**Assignment**
Your reply should hold every entry below exactly as written and none of the pictures.

**Source material**
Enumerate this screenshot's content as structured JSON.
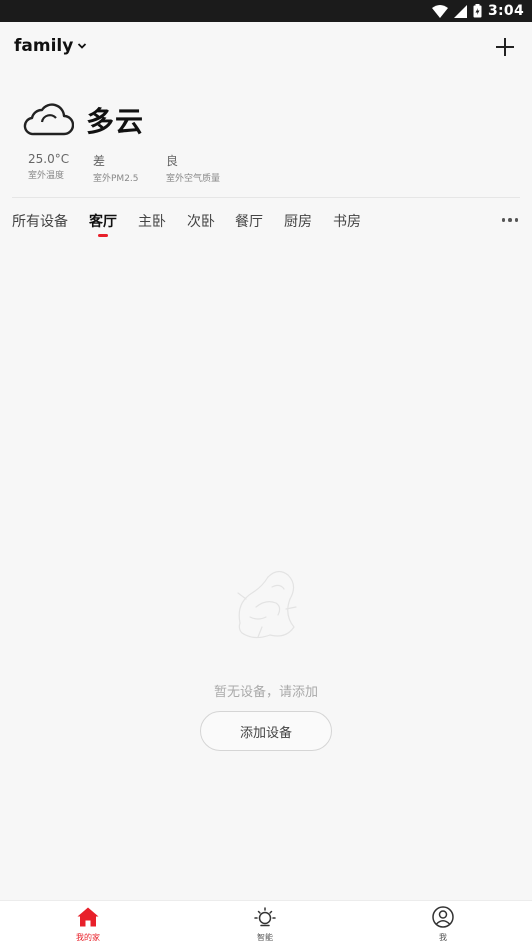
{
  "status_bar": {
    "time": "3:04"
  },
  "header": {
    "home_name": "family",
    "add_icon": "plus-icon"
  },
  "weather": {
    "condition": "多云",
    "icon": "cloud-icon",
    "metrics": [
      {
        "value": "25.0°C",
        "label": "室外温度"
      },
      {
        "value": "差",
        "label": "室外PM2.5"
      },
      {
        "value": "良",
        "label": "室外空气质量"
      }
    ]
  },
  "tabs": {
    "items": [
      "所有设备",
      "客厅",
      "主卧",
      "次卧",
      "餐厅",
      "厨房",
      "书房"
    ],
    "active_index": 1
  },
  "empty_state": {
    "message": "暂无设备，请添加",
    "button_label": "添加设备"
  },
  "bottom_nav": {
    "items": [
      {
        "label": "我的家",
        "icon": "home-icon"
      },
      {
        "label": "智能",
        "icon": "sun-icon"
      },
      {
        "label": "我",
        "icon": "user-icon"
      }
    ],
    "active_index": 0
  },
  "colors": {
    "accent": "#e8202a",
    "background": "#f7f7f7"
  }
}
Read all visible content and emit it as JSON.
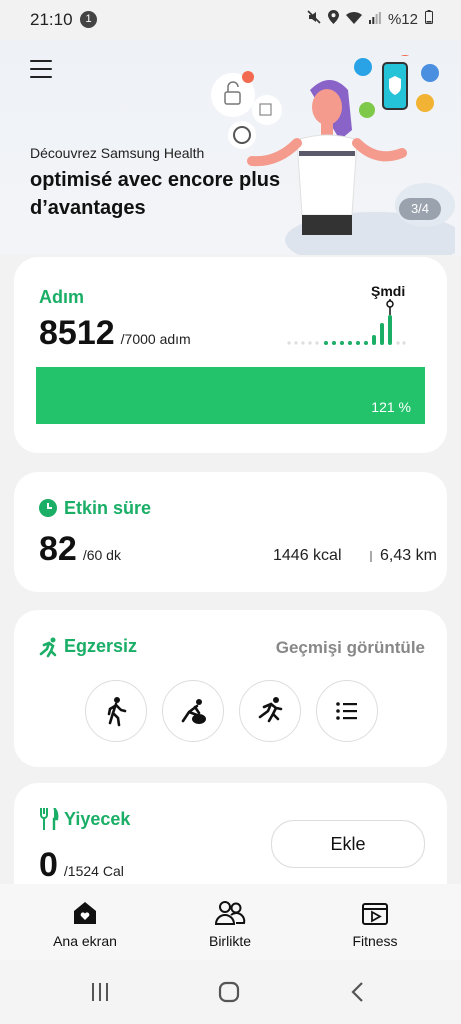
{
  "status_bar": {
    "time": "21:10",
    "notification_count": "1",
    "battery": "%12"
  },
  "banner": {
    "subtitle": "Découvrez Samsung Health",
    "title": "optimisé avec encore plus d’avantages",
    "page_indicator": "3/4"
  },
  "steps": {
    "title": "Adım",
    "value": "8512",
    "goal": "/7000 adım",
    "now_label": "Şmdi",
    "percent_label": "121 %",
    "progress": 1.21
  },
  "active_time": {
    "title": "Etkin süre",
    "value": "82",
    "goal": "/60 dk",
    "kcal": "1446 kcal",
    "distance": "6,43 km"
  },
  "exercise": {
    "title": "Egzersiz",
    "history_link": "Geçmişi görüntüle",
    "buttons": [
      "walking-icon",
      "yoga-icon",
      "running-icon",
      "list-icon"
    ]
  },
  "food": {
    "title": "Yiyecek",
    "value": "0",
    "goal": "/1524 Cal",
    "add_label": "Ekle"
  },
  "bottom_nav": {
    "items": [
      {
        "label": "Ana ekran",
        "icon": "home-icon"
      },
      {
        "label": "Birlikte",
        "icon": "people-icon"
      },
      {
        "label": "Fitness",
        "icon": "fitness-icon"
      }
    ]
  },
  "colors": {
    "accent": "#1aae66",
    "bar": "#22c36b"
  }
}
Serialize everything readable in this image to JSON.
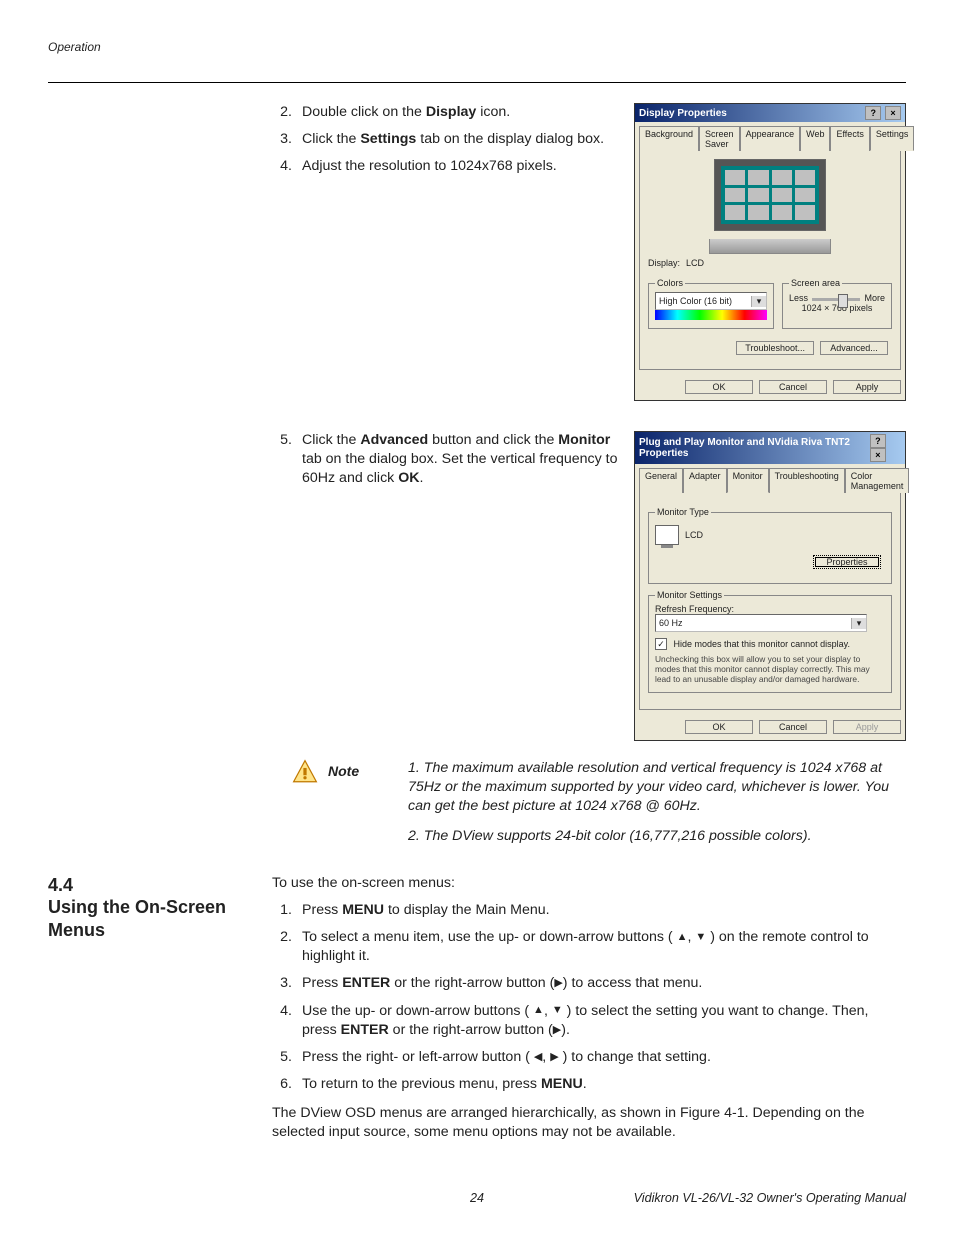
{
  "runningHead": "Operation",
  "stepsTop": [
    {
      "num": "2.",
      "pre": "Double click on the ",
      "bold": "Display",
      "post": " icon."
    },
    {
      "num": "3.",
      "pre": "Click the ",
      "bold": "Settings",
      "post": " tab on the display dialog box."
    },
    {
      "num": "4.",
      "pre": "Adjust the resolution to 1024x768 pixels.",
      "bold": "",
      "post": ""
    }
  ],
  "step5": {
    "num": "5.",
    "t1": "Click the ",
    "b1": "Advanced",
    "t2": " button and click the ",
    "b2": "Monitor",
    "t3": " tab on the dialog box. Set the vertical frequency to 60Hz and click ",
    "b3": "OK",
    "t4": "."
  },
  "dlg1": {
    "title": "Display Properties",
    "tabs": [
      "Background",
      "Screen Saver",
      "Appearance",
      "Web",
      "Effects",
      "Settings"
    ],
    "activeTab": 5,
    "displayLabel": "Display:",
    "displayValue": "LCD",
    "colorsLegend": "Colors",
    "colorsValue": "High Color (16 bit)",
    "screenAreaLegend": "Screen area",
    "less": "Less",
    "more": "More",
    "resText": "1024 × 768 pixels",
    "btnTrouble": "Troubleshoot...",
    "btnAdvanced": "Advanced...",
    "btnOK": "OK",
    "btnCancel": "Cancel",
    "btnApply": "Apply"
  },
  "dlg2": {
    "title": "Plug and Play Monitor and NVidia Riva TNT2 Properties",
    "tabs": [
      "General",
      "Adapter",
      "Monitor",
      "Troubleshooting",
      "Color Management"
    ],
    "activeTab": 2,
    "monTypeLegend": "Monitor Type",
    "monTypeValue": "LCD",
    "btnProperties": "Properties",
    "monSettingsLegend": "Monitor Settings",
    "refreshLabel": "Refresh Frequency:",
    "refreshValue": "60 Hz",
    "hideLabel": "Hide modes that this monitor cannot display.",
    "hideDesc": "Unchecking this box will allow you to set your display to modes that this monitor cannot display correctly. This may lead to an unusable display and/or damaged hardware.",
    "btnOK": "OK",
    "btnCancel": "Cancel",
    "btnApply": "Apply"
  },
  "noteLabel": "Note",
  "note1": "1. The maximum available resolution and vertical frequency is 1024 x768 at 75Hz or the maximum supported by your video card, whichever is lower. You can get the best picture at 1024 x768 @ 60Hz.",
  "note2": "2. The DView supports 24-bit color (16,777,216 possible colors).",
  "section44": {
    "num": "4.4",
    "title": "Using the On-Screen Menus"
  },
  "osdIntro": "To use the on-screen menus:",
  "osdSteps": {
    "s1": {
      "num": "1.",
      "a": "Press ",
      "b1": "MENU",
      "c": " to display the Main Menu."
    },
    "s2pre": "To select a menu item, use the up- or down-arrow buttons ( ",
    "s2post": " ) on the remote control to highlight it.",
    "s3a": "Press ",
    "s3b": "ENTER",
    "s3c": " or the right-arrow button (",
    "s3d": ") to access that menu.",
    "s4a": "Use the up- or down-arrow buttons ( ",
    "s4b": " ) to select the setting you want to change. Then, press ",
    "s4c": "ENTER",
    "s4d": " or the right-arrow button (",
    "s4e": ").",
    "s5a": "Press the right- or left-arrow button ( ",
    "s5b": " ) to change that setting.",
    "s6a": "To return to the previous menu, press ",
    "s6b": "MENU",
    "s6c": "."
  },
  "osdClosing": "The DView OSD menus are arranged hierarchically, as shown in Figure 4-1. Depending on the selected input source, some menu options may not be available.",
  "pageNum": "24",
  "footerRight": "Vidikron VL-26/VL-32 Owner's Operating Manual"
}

**Result of the task**
Enumerate this screenshot's content as structured JSON.
{
  "status_bar": {
    "time": "3:04"
  },
  "header": {
    "home_name": "family",
    "add_icon": "plus-icon"
  },
  "weather": {
    "condition": "多云",
    "icon": "cloud-icon",
    "metrics": [
      {
        "value": "25.0°C",
        "label": "室外温度"
      },
      {
        "value": "差",
        "label": "室外PM2.5"
      },
      {
        "value": "良",
        "label": "室外空气质量"
      }
    ]
  },
  "tabs": {
    "items": [
      "所有设备",
      "客厅",
      "主卧",
      "次卧",
      "餐厅",
      "厨房",
      "书房"
    ],
    "active_index": 1
  },
  "empty_state": {
    "message": "暂无设备，请添加",
    "button_label": "添加设备"
  },
  "bottom_nav": {
    "items": [
      {
        "label": "我的家",
        "icon": "home-icon"
      },
      {
        "label": "智能",
        "icon": "sun-icon"
      },
      {
        "label": "我",
        "icon": "user-icon"
      }
    ],
    "active_index": 0
  },
  "colors": {
    "accent": "#e8202a",
    "background": "#f7f7f7"
  }
}
Read all visible content and emit it as JSON.
{
  "status_bar": {
    "time": "21:10",
    "notification_count": "1",
    "battery": "%12"
  },
  "banner": {
    "subtitle": "Découvrez Samsung Health",
    "title": "optimisé avec encore plus d’avantages",
    "page_indicator": "3/4"
  },
  "steps": {
    "title": "Adım",
    "value": "8512",
    "goal": "/7000 adım",
    "now_label": "Şmdi",
    "percent_label": "121 %",
    "progress": 1.21
  },
  "active_time": {
    "title": "Etkin süre",
    "value": "82",
    "goal": "/60 dk",
    "kcal": "1446 kcal",
    "distance": "6,43 km"
  },
  "exercise": {
    "title": "Egzersiz",
    "history_link": "Geçmişi görüntüle",
    "buttons": [
      "walking-icon",
      "yoga-icon",
      "running-icon",
      "list-icon"
    ]
  },
  "food": {
    "title": "Yiyecek",
    "value": "0",
    "goal": "/1524 Cal",
    "add_label": "Ekle"
  },
  "bottom_nav": {
    "items": [
      {
        "label": "Ana ekran",
        "icon": "home-icon"
      },
      {
        "label": "Birlikte",
        "icon": "people-icon"
      },
      {
        "label": "Fitness",
        "icon": "fitness-icon"
      }
    ]
  },
  "colors": {
    "accent": "#1aae66",
    "bar": "#22c36b"
  }
}
Serialize everything readable in this image to JSON.
{
  "runningHead": "Operation",
  "stepsTop": [
    {
      "num": "2.",
      "pre": "Double click on the ",
      "bold": "Display",
      "post": " icon."
    },
    {
      "num": "3.",
      "pre": "Click the ",
      "bold": "Settings",
      "post": " tab on the display dialog box."
    },
    {
      "num": "4.",
      "pre": "Adjust the resolution to 1024x768 pixels.",
      "bold": "",
      "post": ""
    }
  ],
  "step5": {
    "num": "5.",
    "t1": "Click the ",
    "b1": "Advanced",
    "t2": " button and click the ",
    "b2": "Monitor",
    "t3": " tab on the dialog box. Set the vertical frequency to 60Hz and click ",
    "b3": "OK",
    "t4": "."
  },
  "dlg1": {
    "title": "Display Properties",
    "tabs": [
      "Background",
      "Screen Saver",
      "Appearance",
      "Web",
      "Effects",
      "Settings"
    ],
    "activeTab": 5,
    "displayLabel": "Display:",
    "displayValue": "LCD",
    "colorsLegend": "Colors",
    "colorsValue": "High Color (16 bit)",
    "screenAreaLegend": "Screen area",
    "less": "Less",
    "more": "More",
    "resText": "1024 × 768 pixels",
    "btnTrouble": "Troubleshoot...",
    "btnAdvanced": "Advanced...",
    "btnOK": "OK",
    "btnCancel": "Cancel",
    "btnApply": "Apply"
  },
  "dlg2": {
    "title": "Plug and Play Monitor and NVidia Riva TNT2 Properties",
    "tabs": [
      "General",
      "Adapter",
      "Monitor",
      "Troubleshooting",
      "Color Management"
    ],
    "activeTab": 2,
    "monTypeLegend": "Monitor Type",
    "monTypeValue": "LCD",
    "btnProperties": "Properties",
    "monSettingsLegend": "Monitor Settings",
    "refreshLabel": "Refresh Frequency:",
    "refreshValue": "60 Hz",
    "hideLabel": "Hide modes that this monitor cannot display.",
    "hideDesc": "Unchecking this box will allow you to set your display to modes that this monitor cannot display correctly. This may lead to an unusable display and/or damaged hardware.",
    "btnOK": "OK",
    "btnCancel": "Cancel",
    "btnApply": "Apply"
  },
  "noteLabel": "Note",
  "note1": "1. The maximum available resolution and vertical frequency is 1024 x768 at 75Hz or the maximum supported by your video card, whichever is lower. You can get the best picture at 1024 x768 @ 60Hz.",
  "note2": "2. The DView supports 24-bit color (16,777,216 possible colors).",
  "section44": {
    "num": "4.4",
    "title": "Using the On-Screen Menus"
  },
  "osdIntro": "To use the on-screen menus:",
  "osdSteps": {
    "s1": {
      "num": "1.",
      "a": "Press ",
      "b1": "MENU",
      "c": " to display the Main Menu."
    },
    "s2pre": "To select a menu item, use the up- or down-arrow buttons ( ",
    "s2post": " ) on the remote control to highlight it.",
    "s3a": "Press ",
    "s3b": "ENTER",
    "s3c": " or the right-arrow button (",
    "s3d": ") to access that menu.",
    "s4a": "Use the up- or down-arrow buttons ( ",
    "s4b": " ) to select the setting you want to change. Then, press ",
    "s4c": "ENTER",
    "s4d": " or the right-arrow button (",
    "s4e": ").",
    "s5a": "Press the right- or left-arrow button ( ",
    "s5b": " ) to change that setting.",
    "s6a": "To return to the previous menu, press ",
    "s6b": "MENU",
    "s6c": "."
  },
  "osdClosing": "The DView OSD menus are arranged hierarchically, as shown in Figure 4-1. Depending on the selected input source, some menu options may not be available.",
  "pageNum": "24",
  "footerRight": "Vidikron VL-26/VL-32 Owner's Operating Manual"
}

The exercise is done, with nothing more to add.